People can download a registration form by going to the Chase County Community Hospital website at, then drop the form by the clinic in Imperial or Wauneta.
Individuals participating in the lab draws will have four tests to choose. Descriptions of the lab tests are as follows:
General Health Profile: This profile includes tests for CBC, CMP, TSH and lipid profile.  CBC (complete blood count) is used as a screening test to determine an individual’s general health status and to help diagnose various conditions, such as anemia, infection, leukemia or a bleeding disorder. Also, the CBC is useful to monitor treatment that is known to affect blood cells, such as antibiotic, chemo or radiation therapy.
CMP (comprehensive metabolic panel) provides important information about an individual’s kidneys and liver. It includes acid/base balance, blood glucose and blood proteins levels; monitors known conditions, such as high blood pressure; and checks for side effects on the kidney and liver related to medication.
The TSH test is often the test of choice for evaluating thyroid function and is used to monitor treatment for various thyroid conditions.
The lipid profile is used as a screening to help determine an individual’s risk of heart disease and to help make decisions about what treatment may be best if risk is borderline or high. Depending on the lipid results and other risk factors, treatment options may involve lifestyle changes such as diet and exercise or lipid-lowering medications. NOTE: This test requires that you do not eat anything and only take small sips of water for at least 12 hours prior to the lab draw.
Separate tests that can be requested included:
Hemoglobin A1C—A common blood test used to diagnose type 1 and type 2 diabetes and then to gauge how well you’re managing your diabetes. By measuring the percentage of A1C in the blood, you get an overview of your average blood glucose control for the past few months.
The PSA test, together with an exam by a doctor, is used to screen men for prostate cancer. If prostate cancer is diagnosed, the PSA test may be used as a monitor to help determine the effectiveness of treatment, and it may also be ordered at regular intervals after treatment to detect return of the cancer.
Vitamin D Level test is used to determine if bone weakness, malformation or abnormal metabolism of calcium is happening as a result of a shortage or excess of Vitamin D. Vitamin D may also be used to monitor the effectiveness of treatment when vitamin D, calcium, phosphorus and/or magnesium supplementation is prescribed.
As the health care system in the U.S. evolves, individuals are taking a more active role in the medical care they and their loved ones receive. Fortunately, by engaging in preventive medicine individuals take more responsibility and control of their care, gain better understanding, and improve communication with their doctor to help extend a healthy life.

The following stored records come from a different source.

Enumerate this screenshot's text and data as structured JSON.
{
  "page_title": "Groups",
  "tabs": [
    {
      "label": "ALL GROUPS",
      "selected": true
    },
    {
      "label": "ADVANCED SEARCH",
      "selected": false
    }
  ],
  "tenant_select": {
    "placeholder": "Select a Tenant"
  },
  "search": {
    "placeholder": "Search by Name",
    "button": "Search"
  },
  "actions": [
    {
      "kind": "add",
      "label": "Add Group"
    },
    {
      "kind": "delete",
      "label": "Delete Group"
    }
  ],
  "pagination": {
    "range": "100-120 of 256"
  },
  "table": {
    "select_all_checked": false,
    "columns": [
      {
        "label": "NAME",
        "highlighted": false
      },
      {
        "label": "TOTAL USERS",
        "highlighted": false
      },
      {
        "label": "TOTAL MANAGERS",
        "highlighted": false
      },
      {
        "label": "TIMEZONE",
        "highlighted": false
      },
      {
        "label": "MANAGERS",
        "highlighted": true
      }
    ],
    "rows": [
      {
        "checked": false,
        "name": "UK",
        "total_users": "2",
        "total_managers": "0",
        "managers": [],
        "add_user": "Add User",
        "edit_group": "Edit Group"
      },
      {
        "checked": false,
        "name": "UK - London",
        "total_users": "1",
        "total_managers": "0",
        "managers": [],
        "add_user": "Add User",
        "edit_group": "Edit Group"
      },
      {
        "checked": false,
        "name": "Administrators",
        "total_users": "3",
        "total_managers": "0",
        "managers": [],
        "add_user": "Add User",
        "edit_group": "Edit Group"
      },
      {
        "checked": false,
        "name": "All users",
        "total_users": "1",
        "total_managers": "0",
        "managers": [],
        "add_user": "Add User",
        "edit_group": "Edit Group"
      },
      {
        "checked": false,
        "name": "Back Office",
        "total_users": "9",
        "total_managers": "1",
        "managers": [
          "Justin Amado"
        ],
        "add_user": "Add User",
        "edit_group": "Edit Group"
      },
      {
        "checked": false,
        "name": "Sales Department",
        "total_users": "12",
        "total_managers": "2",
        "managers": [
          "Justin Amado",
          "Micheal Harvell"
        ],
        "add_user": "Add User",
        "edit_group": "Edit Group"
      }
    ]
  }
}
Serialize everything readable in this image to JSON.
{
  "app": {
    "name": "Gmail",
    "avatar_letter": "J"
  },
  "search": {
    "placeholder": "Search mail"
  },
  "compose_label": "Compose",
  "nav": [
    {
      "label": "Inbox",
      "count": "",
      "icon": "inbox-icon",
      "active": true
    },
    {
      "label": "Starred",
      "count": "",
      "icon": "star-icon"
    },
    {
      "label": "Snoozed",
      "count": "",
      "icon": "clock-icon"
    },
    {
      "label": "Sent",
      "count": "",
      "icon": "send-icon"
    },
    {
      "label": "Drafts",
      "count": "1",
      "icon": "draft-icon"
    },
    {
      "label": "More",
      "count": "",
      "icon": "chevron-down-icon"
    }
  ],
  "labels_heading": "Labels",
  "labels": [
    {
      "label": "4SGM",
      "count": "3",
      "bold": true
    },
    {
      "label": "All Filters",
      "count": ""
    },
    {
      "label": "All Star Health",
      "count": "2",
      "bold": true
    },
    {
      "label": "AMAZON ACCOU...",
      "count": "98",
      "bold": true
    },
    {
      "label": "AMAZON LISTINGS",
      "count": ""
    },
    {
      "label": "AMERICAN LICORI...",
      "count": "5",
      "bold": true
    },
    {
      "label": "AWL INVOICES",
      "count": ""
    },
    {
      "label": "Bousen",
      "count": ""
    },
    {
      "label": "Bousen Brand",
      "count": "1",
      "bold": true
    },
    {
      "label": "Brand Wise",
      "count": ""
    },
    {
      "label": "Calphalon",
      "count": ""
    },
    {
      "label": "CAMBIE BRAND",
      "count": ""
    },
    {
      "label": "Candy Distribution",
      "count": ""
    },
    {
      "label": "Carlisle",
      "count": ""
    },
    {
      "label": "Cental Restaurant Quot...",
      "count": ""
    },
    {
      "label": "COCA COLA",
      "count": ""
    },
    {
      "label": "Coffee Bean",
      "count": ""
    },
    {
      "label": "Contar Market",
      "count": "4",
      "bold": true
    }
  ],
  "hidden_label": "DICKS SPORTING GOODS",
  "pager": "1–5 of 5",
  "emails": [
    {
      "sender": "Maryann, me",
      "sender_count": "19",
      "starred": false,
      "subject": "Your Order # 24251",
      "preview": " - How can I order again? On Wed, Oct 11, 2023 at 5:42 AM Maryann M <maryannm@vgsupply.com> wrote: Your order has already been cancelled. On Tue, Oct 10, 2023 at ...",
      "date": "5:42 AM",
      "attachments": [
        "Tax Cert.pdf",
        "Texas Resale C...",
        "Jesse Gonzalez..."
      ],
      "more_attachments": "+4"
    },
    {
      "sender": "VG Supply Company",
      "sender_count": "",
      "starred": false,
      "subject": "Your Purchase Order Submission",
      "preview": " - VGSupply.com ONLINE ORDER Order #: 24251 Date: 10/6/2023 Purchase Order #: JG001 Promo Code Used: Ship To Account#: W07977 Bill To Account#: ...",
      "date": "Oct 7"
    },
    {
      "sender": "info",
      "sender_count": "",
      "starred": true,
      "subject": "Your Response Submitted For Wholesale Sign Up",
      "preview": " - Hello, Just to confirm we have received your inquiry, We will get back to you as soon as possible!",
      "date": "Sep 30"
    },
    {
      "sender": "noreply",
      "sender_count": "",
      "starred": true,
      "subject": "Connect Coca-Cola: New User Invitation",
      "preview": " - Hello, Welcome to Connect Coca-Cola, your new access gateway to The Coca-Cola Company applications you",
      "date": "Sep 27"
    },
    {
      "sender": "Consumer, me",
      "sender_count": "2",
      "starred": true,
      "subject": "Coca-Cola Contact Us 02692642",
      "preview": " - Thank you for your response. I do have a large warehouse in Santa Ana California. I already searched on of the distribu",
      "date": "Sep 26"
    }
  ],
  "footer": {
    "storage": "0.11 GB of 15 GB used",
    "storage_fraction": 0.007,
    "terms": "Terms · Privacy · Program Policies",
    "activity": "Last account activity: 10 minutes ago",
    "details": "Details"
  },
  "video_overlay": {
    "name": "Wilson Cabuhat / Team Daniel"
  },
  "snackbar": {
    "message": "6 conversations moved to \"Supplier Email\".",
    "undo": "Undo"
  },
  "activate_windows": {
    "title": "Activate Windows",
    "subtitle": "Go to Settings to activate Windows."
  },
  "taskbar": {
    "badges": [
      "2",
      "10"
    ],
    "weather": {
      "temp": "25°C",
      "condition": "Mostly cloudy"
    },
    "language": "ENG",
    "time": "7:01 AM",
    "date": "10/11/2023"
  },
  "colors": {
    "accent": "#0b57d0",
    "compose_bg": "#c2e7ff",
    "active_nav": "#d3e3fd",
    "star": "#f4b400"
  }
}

It is also important to consider testing for children.
People often think of this type of screening is for older adults but these tests can also be critical in prevention and early detection of certain disorders in children. Children that are 18 years or younger will receive an additional 15% discount on the lab tests offered through this Mini Health Fair.
Once a person completes their chosen lab draws, a copy of the results will be mailed in approximately one week. It will be important for participants to keep a copy of the results and share this information with their healthcare provider. The results will only be available for 30 days to healthcare participants.
For more information, contact Sue Peterson at 882-7283 or Susan Castle at 882-7241.